What the task asks: Review the material and extract every line in which the word "photo" occurs.

Information given:
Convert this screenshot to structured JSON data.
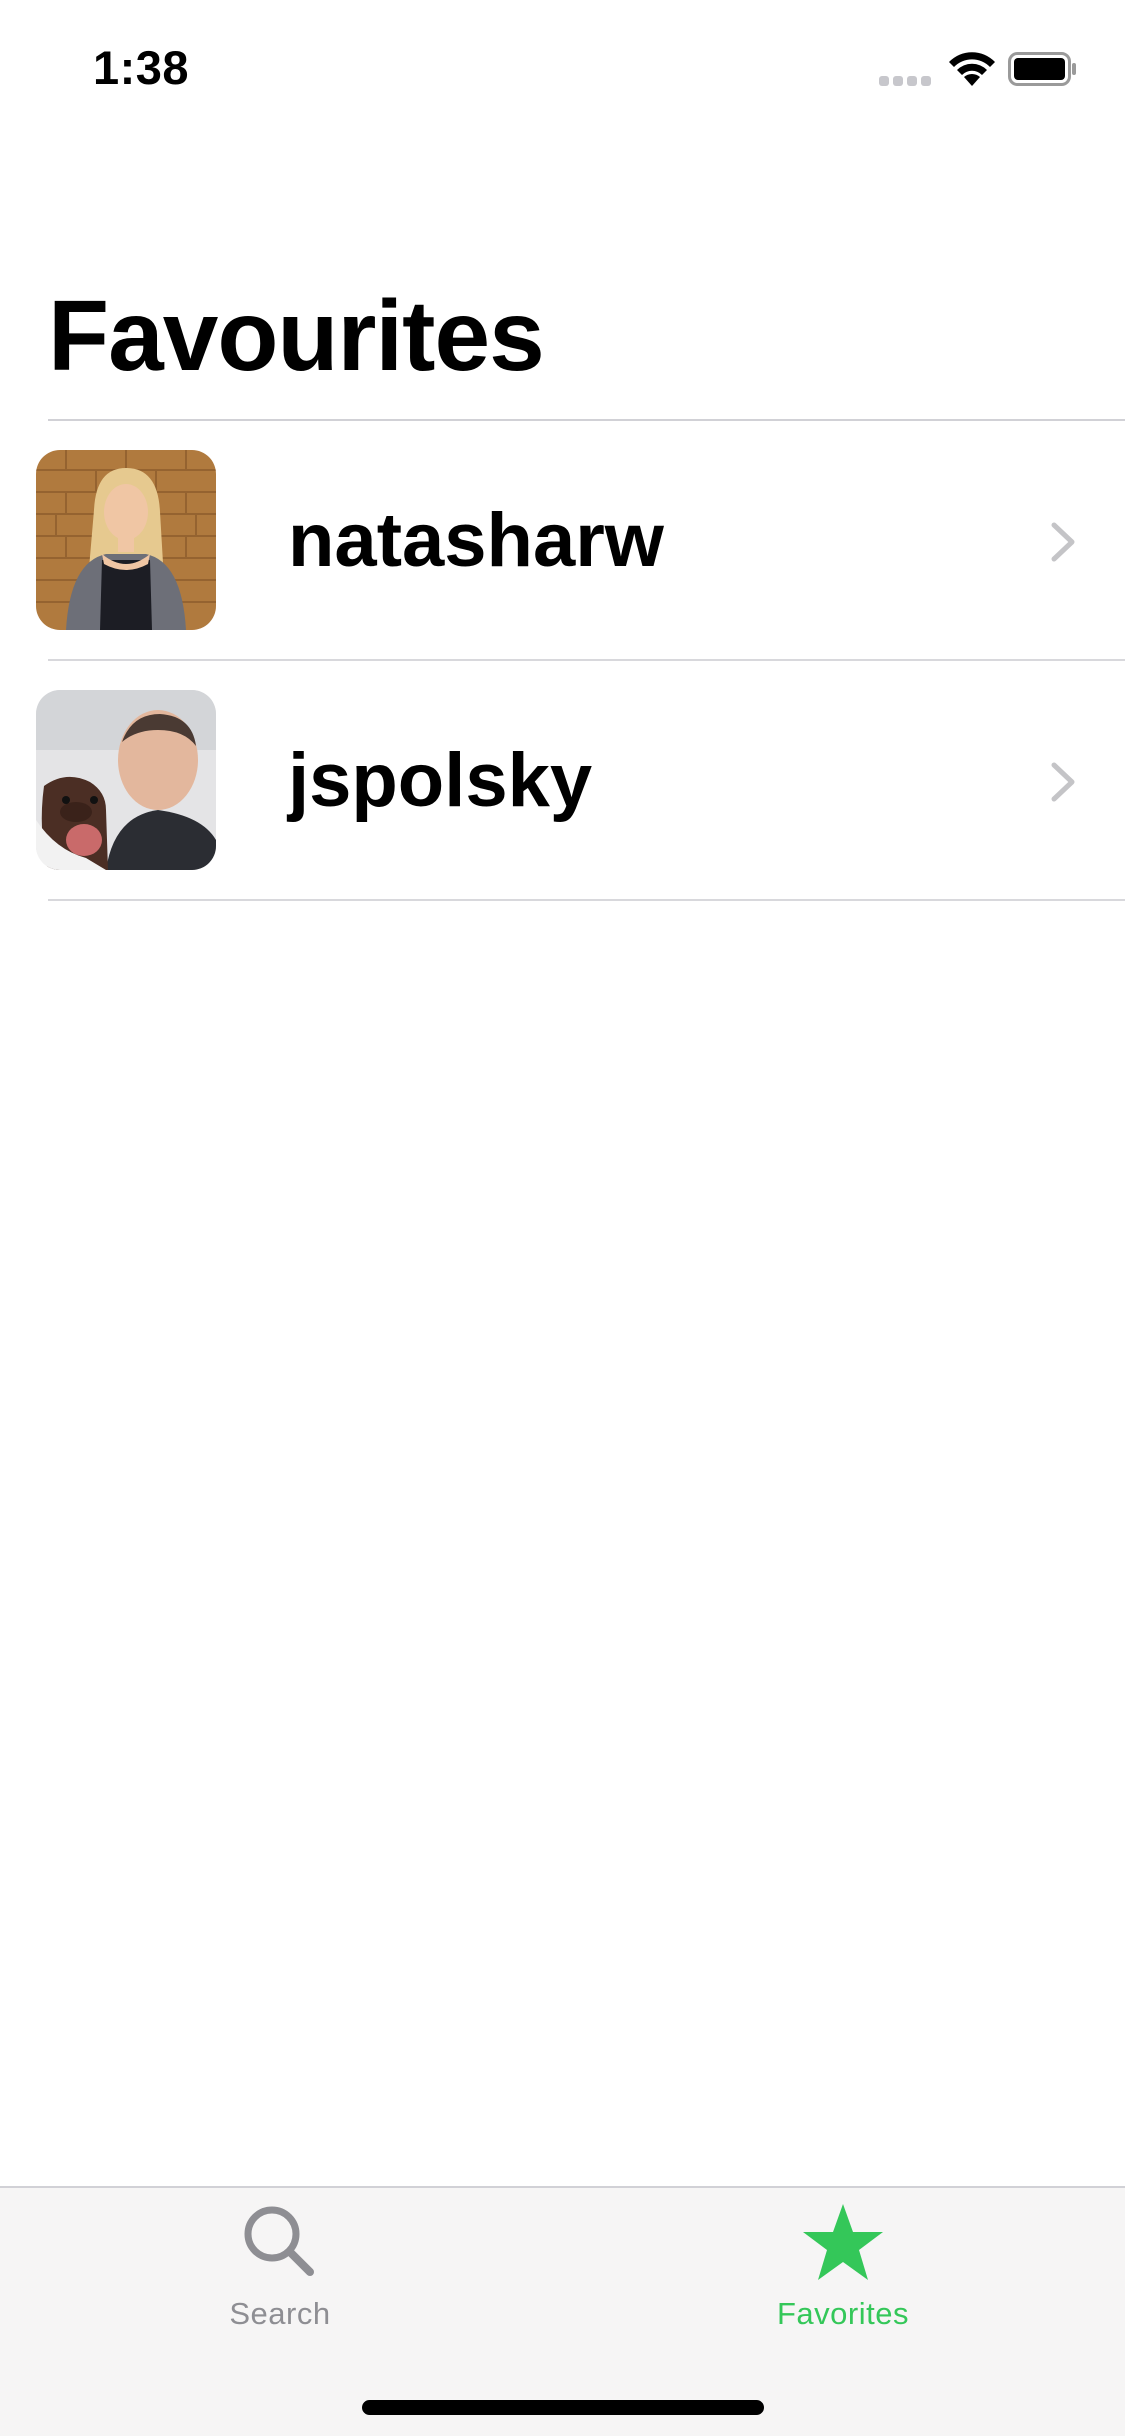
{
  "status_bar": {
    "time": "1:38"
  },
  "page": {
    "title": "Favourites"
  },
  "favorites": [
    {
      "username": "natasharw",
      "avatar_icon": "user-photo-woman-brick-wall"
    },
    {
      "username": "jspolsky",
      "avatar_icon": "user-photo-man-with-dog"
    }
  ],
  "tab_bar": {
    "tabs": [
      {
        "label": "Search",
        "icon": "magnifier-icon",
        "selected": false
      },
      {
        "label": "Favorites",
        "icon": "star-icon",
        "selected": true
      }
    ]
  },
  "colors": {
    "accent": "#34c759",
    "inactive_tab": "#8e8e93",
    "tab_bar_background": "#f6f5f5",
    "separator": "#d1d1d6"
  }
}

Written response:
      "avatar_icon": "user-photo-woman-brick-wall"
      "avatar_icon": "user-photo-man-with-dog"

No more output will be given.